NEW LAND THEATRICALS is a 501(c)(3) nonprofit organization that promotes the values of diversity, inclusion and reinvention implicit in the 'mestizaje' of the Americas through the development and production of top-class dance and music theater shows and educational programs advocating for the idea of 'Cultural Panamericanism'.
Mezcla de culturas distintas, que da origen a una nueva*
(Mix of different cultures, which originates a new one)
* Dictionary of the Royal Spanish Academy
In the year 2000, Carolina Lizarraga and Roque García began to work together in Venezuela in a theatrical project about what it means to be 'mestizo' and the treasure behind it. Their passion for dance, music and theater along with the eclecticism of their family heritage were the ingredients for ambitious conceptions full of fusion and… yes, some fascinating confusion, because that is what 'mestizaje' is all about!
2005 was a turning point for them as NLT’s first show “Venezuela Viva” had an unprecedented and significant impact in the largest arts festival in the world (the Edinburgh Festival Fringe) being one of the Top 10 Best-selling shows among more than 2,000 shows in 200 venues.
In 2014 they moved to New York for 5 years to consolidate their knowledge of the commercial theater industry, building a valuable network both artistic and institutional.
Today, NEW LAND THEATRICALS is based in Miami, the multicultural capital of the Americas, and after 20 years delighting audiences in countries such as Holland, Germany, Scotland, Switzerland, Argentina, Mexico, United States of America, England, Taiwan and Venezuela, reaffirms its commitment to expand a universal message of human reinvention, creativity and hope.
AND THE NEW WORLD
by Arturo Uslar Pietri
Since the eighteenth century, at least, the dominant concern in the minds of Hispanic Americans has been that of self-identity. All those who have turned their gaze, with some care, to the panorama of these peoples have agreed, in some way, in pointing out this feature. Some has argued about an ontological anguish of the Creole, searching relentlessly for himself, between contradictory inheritances and dissimilar relationships, at times feeling exiled in his own land, at times acting as a conqueror of it, with a fluid notion that everything is possible and nothing is given in a definitive and proven way.
Successively and even simultaneously, many representative men of the Spanish and Portuguese-speaking America naively believed, or pretended, to be what they obviously were not and could not be. There was a time they thought of themselves as noblemen of Castile, as there was later to imagine themselves as Europeans in exile in unequal struggle against native barbarism. There were those who tried with all their soul to appear French, English, German and North American. Later there were those who believed themselves indigenous and set out to claim the fullness of an aboriginal civilization irrevocably interrupted by the Conquest, and there were also, in certain regions, those who felt possessed by a black soul and tried to resurrect an African past.

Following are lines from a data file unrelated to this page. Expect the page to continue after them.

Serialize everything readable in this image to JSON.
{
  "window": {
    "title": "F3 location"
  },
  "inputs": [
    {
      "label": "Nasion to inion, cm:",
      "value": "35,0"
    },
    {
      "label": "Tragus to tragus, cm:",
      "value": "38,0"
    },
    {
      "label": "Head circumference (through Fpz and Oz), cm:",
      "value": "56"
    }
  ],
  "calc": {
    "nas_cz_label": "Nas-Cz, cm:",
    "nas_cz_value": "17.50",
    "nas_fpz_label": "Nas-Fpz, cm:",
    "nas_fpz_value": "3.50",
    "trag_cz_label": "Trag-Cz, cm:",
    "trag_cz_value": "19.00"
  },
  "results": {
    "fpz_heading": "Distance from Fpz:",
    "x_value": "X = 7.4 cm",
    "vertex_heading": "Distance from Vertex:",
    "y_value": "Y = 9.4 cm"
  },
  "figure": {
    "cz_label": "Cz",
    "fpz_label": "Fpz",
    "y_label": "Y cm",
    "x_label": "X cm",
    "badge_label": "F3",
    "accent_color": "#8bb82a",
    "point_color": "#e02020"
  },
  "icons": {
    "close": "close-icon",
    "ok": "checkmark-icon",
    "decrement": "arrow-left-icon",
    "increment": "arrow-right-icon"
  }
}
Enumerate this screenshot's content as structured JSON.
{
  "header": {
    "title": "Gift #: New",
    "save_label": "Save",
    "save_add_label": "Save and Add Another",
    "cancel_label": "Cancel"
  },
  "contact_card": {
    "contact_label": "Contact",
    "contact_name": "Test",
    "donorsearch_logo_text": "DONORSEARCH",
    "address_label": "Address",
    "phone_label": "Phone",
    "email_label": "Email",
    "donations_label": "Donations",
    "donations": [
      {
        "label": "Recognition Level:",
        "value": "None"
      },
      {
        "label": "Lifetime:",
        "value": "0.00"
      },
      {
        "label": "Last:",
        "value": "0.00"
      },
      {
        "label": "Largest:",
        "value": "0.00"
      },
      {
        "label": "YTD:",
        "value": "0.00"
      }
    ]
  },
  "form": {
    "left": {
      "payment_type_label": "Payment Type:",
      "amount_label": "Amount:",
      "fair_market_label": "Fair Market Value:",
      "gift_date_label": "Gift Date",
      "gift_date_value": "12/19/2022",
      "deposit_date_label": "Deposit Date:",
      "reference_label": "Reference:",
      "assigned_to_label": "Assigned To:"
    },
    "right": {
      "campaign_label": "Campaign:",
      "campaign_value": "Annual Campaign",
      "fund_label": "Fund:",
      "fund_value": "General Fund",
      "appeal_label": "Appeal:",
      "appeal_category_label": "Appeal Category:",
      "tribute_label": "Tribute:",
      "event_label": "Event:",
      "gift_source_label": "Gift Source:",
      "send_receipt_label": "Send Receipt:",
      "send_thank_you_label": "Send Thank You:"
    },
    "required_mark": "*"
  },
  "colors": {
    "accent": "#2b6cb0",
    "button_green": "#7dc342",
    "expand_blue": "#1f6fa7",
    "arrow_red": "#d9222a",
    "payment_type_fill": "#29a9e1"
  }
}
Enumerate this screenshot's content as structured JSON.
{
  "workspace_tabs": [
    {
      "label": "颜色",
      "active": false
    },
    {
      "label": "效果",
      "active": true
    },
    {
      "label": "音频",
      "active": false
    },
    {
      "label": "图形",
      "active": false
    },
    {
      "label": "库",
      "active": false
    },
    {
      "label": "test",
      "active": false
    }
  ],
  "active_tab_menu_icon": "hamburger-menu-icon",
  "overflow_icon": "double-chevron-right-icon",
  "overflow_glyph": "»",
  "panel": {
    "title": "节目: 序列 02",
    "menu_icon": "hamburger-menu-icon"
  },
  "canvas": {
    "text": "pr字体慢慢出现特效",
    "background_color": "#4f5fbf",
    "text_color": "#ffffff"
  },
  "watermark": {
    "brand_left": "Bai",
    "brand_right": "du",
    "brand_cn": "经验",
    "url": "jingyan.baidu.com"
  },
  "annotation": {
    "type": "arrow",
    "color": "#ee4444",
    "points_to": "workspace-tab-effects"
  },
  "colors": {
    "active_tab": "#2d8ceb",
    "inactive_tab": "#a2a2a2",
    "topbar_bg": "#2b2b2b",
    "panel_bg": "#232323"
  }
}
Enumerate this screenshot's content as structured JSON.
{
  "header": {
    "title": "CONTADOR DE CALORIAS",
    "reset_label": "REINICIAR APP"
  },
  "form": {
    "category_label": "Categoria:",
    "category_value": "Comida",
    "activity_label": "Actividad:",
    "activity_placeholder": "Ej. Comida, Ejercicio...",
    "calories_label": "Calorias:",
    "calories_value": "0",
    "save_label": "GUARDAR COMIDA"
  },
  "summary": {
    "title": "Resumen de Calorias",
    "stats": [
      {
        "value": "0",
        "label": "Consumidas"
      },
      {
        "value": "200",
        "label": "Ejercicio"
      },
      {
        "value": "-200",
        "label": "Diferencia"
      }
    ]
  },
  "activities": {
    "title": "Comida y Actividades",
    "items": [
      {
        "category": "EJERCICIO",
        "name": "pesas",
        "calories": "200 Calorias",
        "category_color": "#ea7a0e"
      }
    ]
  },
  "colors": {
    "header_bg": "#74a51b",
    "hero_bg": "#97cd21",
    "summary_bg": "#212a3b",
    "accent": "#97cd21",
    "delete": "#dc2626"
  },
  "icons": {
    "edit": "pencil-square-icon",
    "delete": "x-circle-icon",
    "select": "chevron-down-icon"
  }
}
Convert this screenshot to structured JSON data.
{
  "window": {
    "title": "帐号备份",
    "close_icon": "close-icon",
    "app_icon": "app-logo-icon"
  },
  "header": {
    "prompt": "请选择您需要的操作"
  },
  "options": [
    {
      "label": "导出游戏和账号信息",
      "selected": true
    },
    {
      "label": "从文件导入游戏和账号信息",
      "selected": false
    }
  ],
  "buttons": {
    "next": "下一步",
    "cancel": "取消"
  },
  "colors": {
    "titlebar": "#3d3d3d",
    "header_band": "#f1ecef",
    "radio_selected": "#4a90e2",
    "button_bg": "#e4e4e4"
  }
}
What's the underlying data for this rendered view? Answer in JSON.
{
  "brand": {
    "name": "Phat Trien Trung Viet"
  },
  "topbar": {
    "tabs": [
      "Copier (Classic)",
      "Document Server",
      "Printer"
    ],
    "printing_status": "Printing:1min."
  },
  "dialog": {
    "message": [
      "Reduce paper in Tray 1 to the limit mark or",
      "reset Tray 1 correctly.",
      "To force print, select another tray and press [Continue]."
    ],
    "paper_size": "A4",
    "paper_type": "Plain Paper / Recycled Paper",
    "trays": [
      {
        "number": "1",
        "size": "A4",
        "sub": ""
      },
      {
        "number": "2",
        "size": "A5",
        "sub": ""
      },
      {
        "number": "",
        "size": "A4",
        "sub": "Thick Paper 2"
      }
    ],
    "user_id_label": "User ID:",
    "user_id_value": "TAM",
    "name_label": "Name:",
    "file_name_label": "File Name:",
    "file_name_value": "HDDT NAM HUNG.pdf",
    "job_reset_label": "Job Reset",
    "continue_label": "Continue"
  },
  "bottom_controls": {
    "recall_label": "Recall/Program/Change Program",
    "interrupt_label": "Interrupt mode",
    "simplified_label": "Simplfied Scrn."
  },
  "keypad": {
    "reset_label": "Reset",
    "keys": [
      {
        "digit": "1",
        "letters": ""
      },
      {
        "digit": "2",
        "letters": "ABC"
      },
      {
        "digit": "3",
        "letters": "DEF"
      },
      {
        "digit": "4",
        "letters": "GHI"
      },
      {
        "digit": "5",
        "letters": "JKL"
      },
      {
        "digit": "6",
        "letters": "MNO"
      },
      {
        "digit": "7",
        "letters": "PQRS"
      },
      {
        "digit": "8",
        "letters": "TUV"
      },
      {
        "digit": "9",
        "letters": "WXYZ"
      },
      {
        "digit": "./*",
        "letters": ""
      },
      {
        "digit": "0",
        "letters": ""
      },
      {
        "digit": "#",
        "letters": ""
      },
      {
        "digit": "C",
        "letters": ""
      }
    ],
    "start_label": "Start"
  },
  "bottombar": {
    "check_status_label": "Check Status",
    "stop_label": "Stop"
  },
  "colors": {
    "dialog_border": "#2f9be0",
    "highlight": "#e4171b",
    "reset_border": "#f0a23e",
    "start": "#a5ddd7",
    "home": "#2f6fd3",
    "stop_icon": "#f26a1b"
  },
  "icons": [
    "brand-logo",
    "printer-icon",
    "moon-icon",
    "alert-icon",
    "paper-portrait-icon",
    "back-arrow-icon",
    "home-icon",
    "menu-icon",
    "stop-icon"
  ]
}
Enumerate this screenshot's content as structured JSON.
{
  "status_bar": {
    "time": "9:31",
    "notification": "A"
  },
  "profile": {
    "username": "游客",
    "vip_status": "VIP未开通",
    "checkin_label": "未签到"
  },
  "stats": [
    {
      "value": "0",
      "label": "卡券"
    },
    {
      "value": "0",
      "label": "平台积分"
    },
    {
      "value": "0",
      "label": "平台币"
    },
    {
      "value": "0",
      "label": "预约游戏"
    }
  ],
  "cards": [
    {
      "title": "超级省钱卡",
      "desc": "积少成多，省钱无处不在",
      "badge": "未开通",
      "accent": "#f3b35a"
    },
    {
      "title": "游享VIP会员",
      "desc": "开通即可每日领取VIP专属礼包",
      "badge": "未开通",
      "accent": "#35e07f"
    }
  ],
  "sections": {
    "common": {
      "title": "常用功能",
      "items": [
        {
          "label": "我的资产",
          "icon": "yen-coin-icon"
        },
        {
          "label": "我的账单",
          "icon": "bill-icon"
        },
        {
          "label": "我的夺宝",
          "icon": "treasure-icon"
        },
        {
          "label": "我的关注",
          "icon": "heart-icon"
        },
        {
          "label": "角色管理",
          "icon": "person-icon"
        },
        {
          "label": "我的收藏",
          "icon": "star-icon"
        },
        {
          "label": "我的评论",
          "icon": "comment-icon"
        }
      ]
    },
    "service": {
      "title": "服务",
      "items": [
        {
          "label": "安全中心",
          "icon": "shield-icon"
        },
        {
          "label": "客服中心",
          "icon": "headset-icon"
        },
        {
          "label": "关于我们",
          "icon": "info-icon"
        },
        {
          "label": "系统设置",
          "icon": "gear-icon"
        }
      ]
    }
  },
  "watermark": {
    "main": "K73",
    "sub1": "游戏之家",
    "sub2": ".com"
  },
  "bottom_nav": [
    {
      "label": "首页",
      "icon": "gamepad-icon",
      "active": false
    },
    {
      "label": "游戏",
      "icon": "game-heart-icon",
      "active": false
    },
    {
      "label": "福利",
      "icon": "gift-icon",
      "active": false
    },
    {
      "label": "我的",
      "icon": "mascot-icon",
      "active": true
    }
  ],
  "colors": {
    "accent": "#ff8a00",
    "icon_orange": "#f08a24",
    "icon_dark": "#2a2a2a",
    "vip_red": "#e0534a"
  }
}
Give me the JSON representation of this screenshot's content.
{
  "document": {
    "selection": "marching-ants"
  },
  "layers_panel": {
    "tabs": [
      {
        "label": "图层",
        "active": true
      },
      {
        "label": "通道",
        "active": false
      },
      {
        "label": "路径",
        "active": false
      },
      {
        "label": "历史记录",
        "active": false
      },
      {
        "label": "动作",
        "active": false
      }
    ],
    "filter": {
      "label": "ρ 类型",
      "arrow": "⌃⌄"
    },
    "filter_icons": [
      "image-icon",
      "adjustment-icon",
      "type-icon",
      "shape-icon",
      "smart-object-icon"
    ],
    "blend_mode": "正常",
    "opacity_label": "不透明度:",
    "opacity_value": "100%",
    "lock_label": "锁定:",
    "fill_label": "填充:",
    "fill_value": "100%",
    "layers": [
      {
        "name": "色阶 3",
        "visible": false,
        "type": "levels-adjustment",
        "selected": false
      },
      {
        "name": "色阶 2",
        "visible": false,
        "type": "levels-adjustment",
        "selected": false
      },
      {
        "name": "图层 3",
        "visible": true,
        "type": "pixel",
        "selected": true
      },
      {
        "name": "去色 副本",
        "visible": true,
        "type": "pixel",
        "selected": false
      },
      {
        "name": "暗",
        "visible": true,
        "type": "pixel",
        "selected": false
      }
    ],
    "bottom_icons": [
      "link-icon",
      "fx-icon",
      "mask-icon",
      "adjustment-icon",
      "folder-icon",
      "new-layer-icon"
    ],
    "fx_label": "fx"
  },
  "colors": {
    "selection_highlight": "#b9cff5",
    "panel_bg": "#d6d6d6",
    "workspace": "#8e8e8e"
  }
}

Culturally they were not European, much less could they be 'Indians' or Africans ...
* * *
…Hispanic America is perhaps the only great area open in the world today to the process of creative cultural "mestizaje". Instead of looking at this extraordinary characteristic as a mark of backwardness or inferiority, it must be considered as the most fortunate and favorable circumstance for the New World vocation that has been associated from the beginning to the American destiny to be affirmed and extended.
It is on the basis of this fruitful and powerful "mestizaje" that the personality of Hispanic America, its originality and its creative task can be affirmed. With everything that comes to it from the past and present, Hispanic America can define a new time, a new direction and a new language for the expression of mankind, without forcing or adulterating the most constant and valuable of his collective being, which is his aptitude for living and creative "mestizaje".
It is now open and ready to receive and transform in a great attempt at unity and synthesis the living present of its multiple heritages and to carry out, on the eve of the 21st century, a feat of renewal and cultural rebirth similar to the one Rome did in its time, or did the West.
Its vocation and its opportunity is to carry out the new stage of cultural "mestizaje" that is going to be that of its time in the history of culture. All that deviates from that will be to divert Latin America from its natural path and deny it its manifest destiny, which is none other than to fully fulfill the promise of the Garcilasos, the Bolívars, the Daríos, the builders of cathedrals, for the work of a New World.